Those opposed to action on Victoria’s feral horse problem are back in court today with a hearing in the Victorian Supreme Court, a last ditch effort to delay the inevitable.
“Feral horses in the Alpine National Park are out of control and Parks Victoria need to be allowed to get on with the job,” said Andrew Cox, Invasive Species Council CEO.
In an all-day hearing today in the Supreme Court, grazier Philip Maguire is trying to stop the planned removal of feral horses from the Alpine National Park. The action is based on claims of lack of public consultation about the planned removal of horses from the park.
“Parks Victoria have been patient in their attempts to reduce feral horses while numbers have continued to rise to unprecedented levels.
“Extensive public consultation occurred over many years with the development of the current 2018 horse plan. The plan was to remove the horse population on the Bogong High Plains and 400 horses a year from the eastern Alps.

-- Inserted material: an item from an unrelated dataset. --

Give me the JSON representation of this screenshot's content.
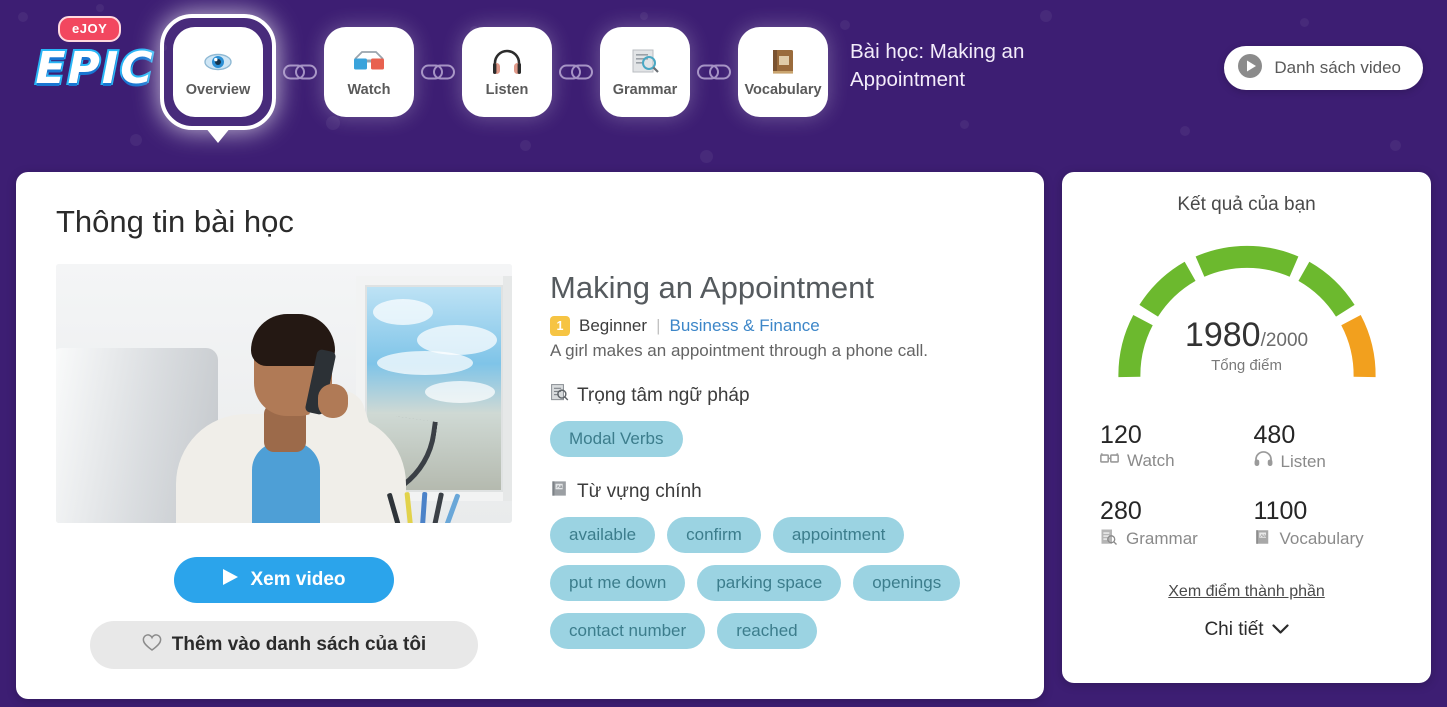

“Parks Victoria agreed to limit horse removal during Federal Court proceedings brought by the Australian Brumby Alliance, which dragged on for eighteen months. Valuable time was lost and horse numbers increased.”
The latest Alps horse count in 2019 found that numbers had doubled since 2014.
Since the court ruling in their favour on 8 May, Parks Victoria sought to reinstate their horse removal program by using trapping and, in some high conservation value areas, ground shooting. Now opponents are trying a new legal angle.
“It is becoming more urgent to solve Victoria’s growing horse problem,” said Mr Cox.
“The horses are tramping the alpine bogs, destroying the habitat of threatened plants and animals such as the broad-toothed rat and alpine she-oak lizard. Feral horses are damaging Indigenous sites. The park is recovering from devastating bushfires.
“It is ironic that those seeking to protect the horses today are claiming to represent the traditions of people that chased, rounded up, trapped and killed hundreds of horses
“The brumby was despised by the mountain graziers who took the cattle and sheep into the high country. Even the word brumby derives from the word ‘brummy’ or shoddy or cheap. Brumbies were horses of inferior quality and ate the grazier’s valuable pasture.”
“As Banjo Patterson wrote, ‘if they didn’t get rid of the horses the horses would get rid of them.’ “